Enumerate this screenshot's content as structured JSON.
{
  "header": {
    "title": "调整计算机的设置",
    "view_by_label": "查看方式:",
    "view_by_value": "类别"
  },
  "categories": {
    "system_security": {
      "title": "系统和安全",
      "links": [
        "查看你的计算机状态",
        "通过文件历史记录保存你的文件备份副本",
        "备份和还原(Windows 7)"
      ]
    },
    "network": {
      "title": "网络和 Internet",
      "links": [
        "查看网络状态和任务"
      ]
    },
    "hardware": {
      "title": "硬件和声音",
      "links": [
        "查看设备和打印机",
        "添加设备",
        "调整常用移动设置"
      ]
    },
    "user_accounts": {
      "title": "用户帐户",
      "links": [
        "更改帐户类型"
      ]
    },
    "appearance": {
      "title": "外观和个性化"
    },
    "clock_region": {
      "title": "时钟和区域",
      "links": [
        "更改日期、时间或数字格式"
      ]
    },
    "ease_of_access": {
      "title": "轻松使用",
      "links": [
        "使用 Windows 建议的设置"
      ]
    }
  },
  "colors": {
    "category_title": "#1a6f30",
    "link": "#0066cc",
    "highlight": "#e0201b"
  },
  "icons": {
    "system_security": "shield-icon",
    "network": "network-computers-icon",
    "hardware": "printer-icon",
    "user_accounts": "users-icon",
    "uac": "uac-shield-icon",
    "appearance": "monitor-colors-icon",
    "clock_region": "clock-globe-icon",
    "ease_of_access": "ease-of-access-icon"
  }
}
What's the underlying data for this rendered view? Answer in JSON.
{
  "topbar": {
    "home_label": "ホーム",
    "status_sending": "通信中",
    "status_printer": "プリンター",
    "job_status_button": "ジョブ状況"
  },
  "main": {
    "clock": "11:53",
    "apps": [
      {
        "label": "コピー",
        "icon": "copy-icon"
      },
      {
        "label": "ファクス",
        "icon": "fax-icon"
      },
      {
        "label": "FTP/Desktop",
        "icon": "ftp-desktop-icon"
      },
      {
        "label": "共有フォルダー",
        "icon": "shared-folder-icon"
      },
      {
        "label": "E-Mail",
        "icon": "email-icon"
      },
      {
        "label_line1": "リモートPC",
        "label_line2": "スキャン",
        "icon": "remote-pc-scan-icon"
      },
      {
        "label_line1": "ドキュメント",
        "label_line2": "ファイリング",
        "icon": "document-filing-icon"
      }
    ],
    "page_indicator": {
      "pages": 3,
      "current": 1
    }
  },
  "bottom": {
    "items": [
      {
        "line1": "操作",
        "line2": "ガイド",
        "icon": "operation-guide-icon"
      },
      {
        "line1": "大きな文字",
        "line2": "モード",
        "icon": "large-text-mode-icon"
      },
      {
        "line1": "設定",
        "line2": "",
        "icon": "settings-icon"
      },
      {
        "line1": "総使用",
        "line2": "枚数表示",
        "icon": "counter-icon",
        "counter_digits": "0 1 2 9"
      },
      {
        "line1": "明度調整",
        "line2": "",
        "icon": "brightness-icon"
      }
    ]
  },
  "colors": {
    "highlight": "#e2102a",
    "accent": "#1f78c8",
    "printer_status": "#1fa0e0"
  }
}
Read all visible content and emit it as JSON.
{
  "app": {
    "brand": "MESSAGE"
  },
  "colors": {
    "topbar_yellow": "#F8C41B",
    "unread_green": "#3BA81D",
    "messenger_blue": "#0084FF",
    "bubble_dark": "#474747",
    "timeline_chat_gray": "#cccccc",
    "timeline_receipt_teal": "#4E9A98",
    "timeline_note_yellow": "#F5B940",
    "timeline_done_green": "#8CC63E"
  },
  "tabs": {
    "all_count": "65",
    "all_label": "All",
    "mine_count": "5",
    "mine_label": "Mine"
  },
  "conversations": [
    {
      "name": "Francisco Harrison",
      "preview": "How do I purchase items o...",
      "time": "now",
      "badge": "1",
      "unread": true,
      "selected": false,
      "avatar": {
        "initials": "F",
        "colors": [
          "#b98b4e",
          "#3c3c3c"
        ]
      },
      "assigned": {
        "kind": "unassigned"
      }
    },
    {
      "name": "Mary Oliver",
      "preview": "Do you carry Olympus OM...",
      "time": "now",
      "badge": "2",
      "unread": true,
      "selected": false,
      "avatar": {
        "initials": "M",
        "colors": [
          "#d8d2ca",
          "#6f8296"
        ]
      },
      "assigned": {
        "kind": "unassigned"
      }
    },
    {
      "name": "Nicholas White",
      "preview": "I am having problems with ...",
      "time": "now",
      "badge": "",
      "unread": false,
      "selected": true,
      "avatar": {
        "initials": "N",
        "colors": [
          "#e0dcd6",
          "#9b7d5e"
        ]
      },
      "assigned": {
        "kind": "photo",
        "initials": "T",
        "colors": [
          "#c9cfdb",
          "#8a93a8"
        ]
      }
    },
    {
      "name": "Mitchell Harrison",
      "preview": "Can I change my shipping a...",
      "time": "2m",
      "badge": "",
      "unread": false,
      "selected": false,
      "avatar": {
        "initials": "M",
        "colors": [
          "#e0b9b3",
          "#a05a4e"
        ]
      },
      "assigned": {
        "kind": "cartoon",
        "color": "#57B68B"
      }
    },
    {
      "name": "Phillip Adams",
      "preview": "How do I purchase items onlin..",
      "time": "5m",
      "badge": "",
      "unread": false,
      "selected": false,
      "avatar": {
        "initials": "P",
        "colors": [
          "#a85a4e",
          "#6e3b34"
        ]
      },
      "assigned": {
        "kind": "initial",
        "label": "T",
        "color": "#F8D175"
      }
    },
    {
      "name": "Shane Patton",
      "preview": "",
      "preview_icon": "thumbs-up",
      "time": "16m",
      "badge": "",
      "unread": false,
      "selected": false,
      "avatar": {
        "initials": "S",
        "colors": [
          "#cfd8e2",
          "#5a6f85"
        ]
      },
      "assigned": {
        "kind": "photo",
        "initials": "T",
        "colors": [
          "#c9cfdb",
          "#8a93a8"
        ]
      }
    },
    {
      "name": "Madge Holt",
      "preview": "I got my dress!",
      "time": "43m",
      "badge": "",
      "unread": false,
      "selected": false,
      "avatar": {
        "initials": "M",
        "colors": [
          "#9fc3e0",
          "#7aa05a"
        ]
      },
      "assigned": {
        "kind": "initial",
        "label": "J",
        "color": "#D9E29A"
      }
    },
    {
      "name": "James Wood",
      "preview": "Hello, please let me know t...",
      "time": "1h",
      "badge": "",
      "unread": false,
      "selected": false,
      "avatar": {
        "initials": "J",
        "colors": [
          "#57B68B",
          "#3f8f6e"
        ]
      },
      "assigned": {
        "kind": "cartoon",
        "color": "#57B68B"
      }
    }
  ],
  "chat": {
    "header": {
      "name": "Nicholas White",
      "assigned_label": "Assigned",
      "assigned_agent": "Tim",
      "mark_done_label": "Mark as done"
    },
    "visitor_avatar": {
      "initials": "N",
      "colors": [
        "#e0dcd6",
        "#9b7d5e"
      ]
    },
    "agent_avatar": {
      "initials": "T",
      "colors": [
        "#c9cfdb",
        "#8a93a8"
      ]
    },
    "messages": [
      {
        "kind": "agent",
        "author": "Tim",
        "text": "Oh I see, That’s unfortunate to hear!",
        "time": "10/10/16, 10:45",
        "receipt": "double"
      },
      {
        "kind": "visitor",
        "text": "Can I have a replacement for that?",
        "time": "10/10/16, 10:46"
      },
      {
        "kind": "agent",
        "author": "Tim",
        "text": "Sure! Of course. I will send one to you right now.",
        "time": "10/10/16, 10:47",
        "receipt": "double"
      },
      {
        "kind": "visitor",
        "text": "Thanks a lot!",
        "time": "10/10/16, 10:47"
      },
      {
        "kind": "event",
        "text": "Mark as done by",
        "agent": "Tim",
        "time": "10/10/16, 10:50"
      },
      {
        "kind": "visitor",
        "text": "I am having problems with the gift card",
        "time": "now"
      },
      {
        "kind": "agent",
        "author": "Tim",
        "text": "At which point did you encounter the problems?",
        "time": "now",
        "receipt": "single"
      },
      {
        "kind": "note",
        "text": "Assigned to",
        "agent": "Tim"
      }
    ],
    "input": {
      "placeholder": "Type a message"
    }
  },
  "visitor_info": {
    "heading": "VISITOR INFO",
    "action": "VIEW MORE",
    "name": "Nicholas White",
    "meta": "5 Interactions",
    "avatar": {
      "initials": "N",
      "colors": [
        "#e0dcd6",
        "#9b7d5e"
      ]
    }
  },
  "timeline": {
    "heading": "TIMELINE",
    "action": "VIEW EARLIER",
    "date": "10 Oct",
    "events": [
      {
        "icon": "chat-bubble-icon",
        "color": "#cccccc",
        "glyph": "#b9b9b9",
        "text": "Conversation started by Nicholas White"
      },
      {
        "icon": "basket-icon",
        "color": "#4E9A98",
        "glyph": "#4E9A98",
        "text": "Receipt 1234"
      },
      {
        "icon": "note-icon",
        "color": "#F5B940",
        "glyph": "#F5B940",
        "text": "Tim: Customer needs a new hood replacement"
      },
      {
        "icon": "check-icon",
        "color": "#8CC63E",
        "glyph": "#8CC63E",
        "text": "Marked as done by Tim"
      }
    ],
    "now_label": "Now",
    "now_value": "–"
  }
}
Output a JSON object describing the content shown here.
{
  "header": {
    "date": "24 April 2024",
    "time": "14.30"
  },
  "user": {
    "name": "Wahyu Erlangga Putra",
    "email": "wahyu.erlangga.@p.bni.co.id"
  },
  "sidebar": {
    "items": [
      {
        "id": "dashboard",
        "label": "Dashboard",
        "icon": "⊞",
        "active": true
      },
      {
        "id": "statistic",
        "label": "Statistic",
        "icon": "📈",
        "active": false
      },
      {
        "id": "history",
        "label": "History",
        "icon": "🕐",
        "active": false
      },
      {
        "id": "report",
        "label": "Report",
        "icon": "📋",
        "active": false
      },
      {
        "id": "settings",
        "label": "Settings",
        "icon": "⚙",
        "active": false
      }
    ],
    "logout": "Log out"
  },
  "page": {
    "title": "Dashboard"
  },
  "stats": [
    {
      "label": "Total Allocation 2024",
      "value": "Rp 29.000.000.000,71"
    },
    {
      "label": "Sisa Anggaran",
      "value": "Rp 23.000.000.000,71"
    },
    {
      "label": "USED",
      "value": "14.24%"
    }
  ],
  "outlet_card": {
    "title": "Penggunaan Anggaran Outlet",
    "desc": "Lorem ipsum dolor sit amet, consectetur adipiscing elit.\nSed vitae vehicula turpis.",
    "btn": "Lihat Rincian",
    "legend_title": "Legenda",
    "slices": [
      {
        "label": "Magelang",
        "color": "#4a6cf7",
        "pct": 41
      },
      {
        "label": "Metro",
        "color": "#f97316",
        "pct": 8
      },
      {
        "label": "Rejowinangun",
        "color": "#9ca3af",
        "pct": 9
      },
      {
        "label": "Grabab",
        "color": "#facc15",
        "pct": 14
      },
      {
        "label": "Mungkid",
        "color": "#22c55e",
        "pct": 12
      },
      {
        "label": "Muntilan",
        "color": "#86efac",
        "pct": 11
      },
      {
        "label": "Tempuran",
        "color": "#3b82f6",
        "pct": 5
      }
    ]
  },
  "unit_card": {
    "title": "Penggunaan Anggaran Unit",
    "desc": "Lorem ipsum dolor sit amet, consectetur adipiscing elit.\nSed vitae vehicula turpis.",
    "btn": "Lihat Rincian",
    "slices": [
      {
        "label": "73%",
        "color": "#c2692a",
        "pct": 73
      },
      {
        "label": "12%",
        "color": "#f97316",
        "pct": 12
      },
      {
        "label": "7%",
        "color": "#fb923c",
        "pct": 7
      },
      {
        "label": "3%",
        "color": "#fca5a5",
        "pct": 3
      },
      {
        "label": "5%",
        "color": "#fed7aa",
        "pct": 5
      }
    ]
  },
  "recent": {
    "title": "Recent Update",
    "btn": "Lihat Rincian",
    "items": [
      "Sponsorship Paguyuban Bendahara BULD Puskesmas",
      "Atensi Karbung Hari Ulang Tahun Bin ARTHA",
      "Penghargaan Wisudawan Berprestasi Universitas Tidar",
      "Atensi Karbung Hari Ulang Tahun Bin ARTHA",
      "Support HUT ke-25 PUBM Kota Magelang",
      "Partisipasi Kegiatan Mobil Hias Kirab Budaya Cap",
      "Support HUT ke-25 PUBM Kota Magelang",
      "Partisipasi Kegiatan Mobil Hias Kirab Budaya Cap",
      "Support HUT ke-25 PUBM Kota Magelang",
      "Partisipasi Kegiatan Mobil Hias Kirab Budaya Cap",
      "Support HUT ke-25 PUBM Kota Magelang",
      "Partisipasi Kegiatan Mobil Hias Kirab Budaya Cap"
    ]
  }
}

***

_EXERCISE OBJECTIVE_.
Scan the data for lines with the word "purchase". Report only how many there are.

_WRITTEN RESPONSE_.
2